**Task description**
All lines in the records that carry the string "image" are to be shown.

--- Available data ---

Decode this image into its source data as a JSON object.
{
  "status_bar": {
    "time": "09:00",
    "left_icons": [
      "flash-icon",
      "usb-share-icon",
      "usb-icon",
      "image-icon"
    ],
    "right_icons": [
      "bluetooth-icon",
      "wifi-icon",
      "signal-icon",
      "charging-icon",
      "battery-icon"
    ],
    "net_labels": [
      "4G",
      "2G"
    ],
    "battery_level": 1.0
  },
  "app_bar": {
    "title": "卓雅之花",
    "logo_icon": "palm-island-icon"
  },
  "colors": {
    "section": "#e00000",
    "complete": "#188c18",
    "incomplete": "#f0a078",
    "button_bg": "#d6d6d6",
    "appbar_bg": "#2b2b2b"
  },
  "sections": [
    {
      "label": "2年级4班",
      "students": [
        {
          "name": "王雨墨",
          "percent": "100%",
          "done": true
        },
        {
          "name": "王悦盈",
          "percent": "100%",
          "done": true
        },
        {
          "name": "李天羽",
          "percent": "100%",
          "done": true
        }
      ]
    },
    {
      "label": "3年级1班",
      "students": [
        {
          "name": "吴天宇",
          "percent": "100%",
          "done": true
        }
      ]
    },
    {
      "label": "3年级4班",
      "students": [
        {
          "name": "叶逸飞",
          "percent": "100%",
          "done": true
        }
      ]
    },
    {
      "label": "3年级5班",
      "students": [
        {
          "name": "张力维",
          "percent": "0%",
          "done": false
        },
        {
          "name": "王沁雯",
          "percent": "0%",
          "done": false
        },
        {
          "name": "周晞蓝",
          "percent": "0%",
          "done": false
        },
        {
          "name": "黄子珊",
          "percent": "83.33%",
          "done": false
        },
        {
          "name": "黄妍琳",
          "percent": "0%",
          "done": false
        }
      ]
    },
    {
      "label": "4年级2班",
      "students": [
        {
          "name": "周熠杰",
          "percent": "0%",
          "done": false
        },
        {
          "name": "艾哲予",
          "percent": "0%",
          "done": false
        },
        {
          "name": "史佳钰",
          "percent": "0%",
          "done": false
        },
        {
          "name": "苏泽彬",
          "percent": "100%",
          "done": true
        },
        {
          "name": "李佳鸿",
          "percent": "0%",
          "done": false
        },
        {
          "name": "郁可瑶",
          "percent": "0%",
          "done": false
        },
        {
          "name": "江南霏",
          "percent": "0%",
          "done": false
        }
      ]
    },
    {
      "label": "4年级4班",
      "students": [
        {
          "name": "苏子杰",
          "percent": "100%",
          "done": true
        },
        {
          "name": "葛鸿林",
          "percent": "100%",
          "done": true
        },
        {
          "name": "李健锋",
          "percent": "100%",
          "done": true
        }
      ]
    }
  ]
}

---

**Result of this task**
Decode this image into its source data as a JSON object.
      "image-icon"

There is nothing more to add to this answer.